[AIM OF THE TASK]: From the first line to the last, restate the data word for word.

(TASK DATA begins)

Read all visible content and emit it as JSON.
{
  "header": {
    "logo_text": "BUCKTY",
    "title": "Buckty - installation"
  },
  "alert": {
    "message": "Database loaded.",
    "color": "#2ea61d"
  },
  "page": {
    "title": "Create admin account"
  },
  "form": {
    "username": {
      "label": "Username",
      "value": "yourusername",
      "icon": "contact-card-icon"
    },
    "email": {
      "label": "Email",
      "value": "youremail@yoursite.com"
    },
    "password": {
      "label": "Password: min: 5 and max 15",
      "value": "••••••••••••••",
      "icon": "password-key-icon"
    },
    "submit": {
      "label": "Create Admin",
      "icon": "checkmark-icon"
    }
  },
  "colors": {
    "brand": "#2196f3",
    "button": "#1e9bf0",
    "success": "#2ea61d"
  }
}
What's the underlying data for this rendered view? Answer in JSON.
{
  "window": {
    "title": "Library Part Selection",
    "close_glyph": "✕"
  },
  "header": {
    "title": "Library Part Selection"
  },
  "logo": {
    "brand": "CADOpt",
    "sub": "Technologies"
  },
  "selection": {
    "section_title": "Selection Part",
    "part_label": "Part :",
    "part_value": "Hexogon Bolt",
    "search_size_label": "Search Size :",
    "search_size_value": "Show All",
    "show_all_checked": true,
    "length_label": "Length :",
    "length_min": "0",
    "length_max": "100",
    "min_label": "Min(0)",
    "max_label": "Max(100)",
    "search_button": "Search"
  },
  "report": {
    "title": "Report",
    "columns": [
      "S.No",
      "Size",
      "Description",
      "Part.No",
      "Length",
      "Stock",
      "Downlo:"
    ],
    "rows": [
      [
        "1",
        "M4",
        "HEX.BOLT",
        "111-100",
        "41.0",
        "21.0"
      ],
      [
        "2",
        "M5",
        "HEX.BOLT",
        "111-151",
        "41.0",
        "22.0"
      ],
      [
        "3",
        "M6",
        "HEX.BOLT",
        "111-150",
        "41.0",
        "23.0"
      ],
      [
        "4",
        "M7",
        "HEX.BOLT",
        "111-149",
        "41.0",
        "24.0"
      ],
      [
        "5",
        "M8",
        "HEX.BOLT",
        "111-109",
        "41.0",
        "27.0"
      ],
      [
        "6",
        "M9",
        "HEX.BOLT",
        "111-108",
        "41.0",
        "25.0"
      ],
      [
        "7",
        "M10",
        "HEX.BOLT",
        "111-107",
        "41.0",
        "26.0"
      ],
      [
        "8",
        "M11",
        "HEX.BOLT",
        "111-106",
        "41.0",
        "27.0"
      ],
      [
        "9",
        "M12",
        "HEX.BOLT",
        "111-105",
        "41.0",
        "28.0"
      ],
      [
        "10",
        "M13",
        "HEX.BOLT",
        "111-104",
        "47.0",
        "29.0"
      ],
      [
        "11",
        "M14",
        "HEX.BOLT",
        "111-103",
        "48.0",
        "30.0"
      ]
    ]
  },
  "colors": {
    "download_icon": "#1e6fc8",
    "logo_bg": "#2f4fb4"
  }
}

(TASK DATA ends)

[OUTPUT OF THE EXERCISE]:
Read all visible content and emit it as JSON.
{
  "header": {
    "logo_text": "BUCKTY",
    "title": "Buckty - installation"
  },
  "alert": {
    "message": "Database loaded.",
    "color": "#2ea61d"
  },
  "page": {
    "title": "Create admin account"
  },
  "form": {
    "username": {
      "label": "Username",
      "value": "yourusername",
      "icon": "contact-card-icon"
    },
    "email": {
      "label": "Email",
      "value": "youremail@yoursite.com"
    },
    "password": {
      "label": "Password: min: 5 and max 15",
      "value": "••••••••••••••",
      "icon": "password-key-icon"
    },
    "submit": {
      "label": "Create Admin",
      "icon": "checkmark-icon"
    }
  },
  "colors": {
    "brand": "#2196f3",
    "button": "#1e9bf0",
    "success": "#2ea61d"
  }
}
What's the underlying data for this rendered view? Answer in JSON.
{
  "window": {
    "title": "Library Part Selection",
    "close_glyph": "✕"
  },
  "header": {
    "title": "Library Part Selection"
  },
  "logo": {
    "brand": "CADOpt",
    "sub": "Technologies"
  },
  "selection": {
    "section_title": "Selection Part",
    "part_label": "Part :",
    "part_value": "Hexogon Bolt",
    "search_size_label": "Search Size :",
    "search_size_value": "Show All",
    "show_all_checked": true,
    "length_label": "Length :",
    "length_min": "0",
    "length_max": "100",
    "min_label": "Min(0)",
    "max_label": "Max(100)",
    "search_button": "Search"
  },
  "report": {
    "title": "Report",
    "columns": [
      "S.No",
      "Size",
      "Description",
      "Part.No",
      "Length",
      "Stock",
      "Downlo:"
    ],
    "rows": [
      [
        "1",
        "M4",
        "HEX.BOLT",
        "111-100",
        "41.0",
        "21.0"
      ],
      [
        "2",
        "M5",
        "HEX.BOLT",
        "111-151",
        "41.0",
        "22.0"
      ],
      [
        "3",
        "M6",
        "HEX.BOLT",
        "111-150",
        "41.0",
        "23.0"
      ],
      [
        "4",
        "M7",
        "HEX.BOLT",
        "111-149",
        "41.0",
        "24.0"
      ],
      [
        "5",
        "M8",
        "HEX.BOLT",
        "111-109",
        "41.0",
        "27.0"
      ],
      [
        "6",
        "M9",
        "HEX.BOLT",
        "111-108",
        "41.0",
        "25.0"
      ],
      [
        "7",
        "M10",
        "HEX.BOLT",
        "111-107",
        "41.0",
        "26.0"
      ],
      [
        "8",
        "M11",
        "HEX.BOLT",
        "111-106",
        "41.0",
        "27.0"
      ],
      [
        "9",
        "M12",
        "HEX.BOLT",
        "111-105",
        "41.0",
        "28.0"
      ],
      [
        "10",
        "M13",
        "HEX.BOLT",
        "111-104",
        "47.0",
        "29.0"
      ],
      [
        "11",
        "M14",
        "HEX.BOLT",
        "111-103",
        "48.0",
        "30.0"
      ]
    ]
  },
  "colors": {
    "download_icon": "#1e6fc8",
    "logo_bg": "#2f4fb4"
  }
}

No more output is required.